I have a new statistic for all you tournament geeks out there, and I think it's pretty interesting. I call it the Daily Catch Ratio (or DCR).
First, let me tell you what it measures. I was curious about which Elite anglers were consistently best on the first day of tournaments. I also wondered if there were guys who were consistently falling off after the first day ... or consistently improving their catches from one day to the next.
I owe the brainstorm to Randy Howell. A couple of years ago, it seemed he was always near the top of the standings after Day One but that he often slipped on the second day. I wanted to know if my anecdotal suspicions would be supported by the numbers, so I started doing some calculating.
I started with the 2010 season. I took the average weight caught by an angler on each day of competition and used it to measure the performance of each angler in the field. If the average angler caught 10 pounds of bass that day and Angler X happened to catch exactly 10 pounds, he has a DCR of 1.00. If, on the same day, Angler Y caught 20 pounds, he has a DCR of 2.00. And if Angler Z caught five pounds, his DCR is a fairly miserable 0.50.
You see how it works.
Now, what does DCR tell us ... or the anglers it evaluates?
Well, it probably tells us a lot about who practices effectively.

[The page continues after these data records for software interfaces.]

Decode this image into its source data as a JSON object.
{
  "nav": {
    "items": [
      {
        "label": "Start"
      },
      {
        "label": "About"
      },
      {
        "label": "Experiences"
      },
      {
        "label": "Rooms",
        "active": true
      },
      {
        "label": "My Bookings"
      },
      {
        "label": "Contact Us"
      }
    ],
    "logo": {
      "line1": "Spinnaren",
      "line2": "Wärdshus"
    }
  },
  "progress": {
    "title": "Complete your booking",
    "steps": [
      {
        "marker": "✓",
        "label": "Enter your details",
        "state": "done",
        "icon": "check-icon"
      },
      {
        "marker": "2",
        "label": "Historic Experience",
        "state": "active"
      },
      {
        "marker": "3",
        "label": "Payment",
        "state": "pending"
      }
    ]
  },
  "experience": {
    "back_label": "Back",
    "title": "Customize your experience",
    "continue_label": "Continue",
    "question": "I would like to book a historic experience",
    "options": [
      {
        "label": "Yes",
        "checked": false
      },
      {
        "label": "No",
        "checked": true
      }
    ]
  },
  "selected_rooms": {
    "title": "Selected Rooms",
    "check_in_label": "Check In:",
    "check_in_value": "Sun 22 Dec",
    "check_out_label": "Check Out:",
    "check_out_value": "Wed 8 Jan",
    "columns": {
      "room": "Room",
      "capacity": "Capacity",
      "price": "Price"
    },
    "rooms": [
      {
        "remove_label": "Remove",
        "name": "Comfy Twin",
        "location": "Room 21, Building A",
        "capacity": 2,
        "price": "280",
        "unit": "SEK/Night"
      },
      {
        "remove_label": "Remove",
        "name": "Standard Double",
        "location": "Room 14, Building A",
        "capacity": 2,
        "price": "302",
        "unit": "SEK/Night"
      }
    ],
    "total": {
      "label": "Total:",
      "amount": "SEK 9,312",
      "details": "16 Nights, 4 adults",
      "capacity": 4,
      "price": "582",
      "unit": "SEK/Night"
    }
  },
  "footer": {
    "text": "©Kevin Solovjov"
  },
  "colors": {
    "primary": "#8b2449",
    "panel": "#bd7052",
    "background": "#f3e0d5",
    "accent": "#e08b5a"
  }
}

After all, if you're not "on them" in practice, you probably won't catch them the first day.
It also can tell us a lot about who stays "on them" and who best adapts to the changes that can happen between the first and second days ... or it might say something about an angler's ability to locate and pattern enough fish to do well in a tournament. After all, if you only find five or six good fish, you're not going to be able to back up that strong first day.
But here's what you really want — some actual rankings!
2010 Elite Series — Best Day One DCR
2010 Elite Series — Worst Day One DCR
What can we say about those two lists? Well, everyone on the first list made it to the Bassmaster Classic. No one on the second list qualified. A good start — to absolutely no one's surprise — is a very big deal.
Here are the best and worst for Day Two:
2010 Elite Series — Best Day Two DCR
2010 Elite Series — Worst Day Two DCR
Not only did everyone on the "best" list qualify for the Classic, but four of them finished in the top 12 and fished in the postseason. No one on the Day Two "worst" list earned a Classic berth, and four of them were repeats from the Day 1 Worst list. (They obviously had a long, hard season in 2010!)
Check back next Tuesday when I'll show you who had the biggest DCR differentials between Day One and Day Two in 2010 — basically, who gets stronger and weaker after the first round. Then, next Thursday, we'll also take a look at who's getting it done this year in the Bassmaster Elite Series. We're only two events into the season, but some interesting trends are already developing.
Ken Duke is the editor of Bassmaster.com and the author of two books on bass fishing: Bass Forever with Glen Lau (www.whitefishpress.com) and The Bass Fishing Vault (www.WhitmanVaultBooks.com). Look for new installments of "The Final Analysis" every Tuesday and Thursday on Bassmaster.com.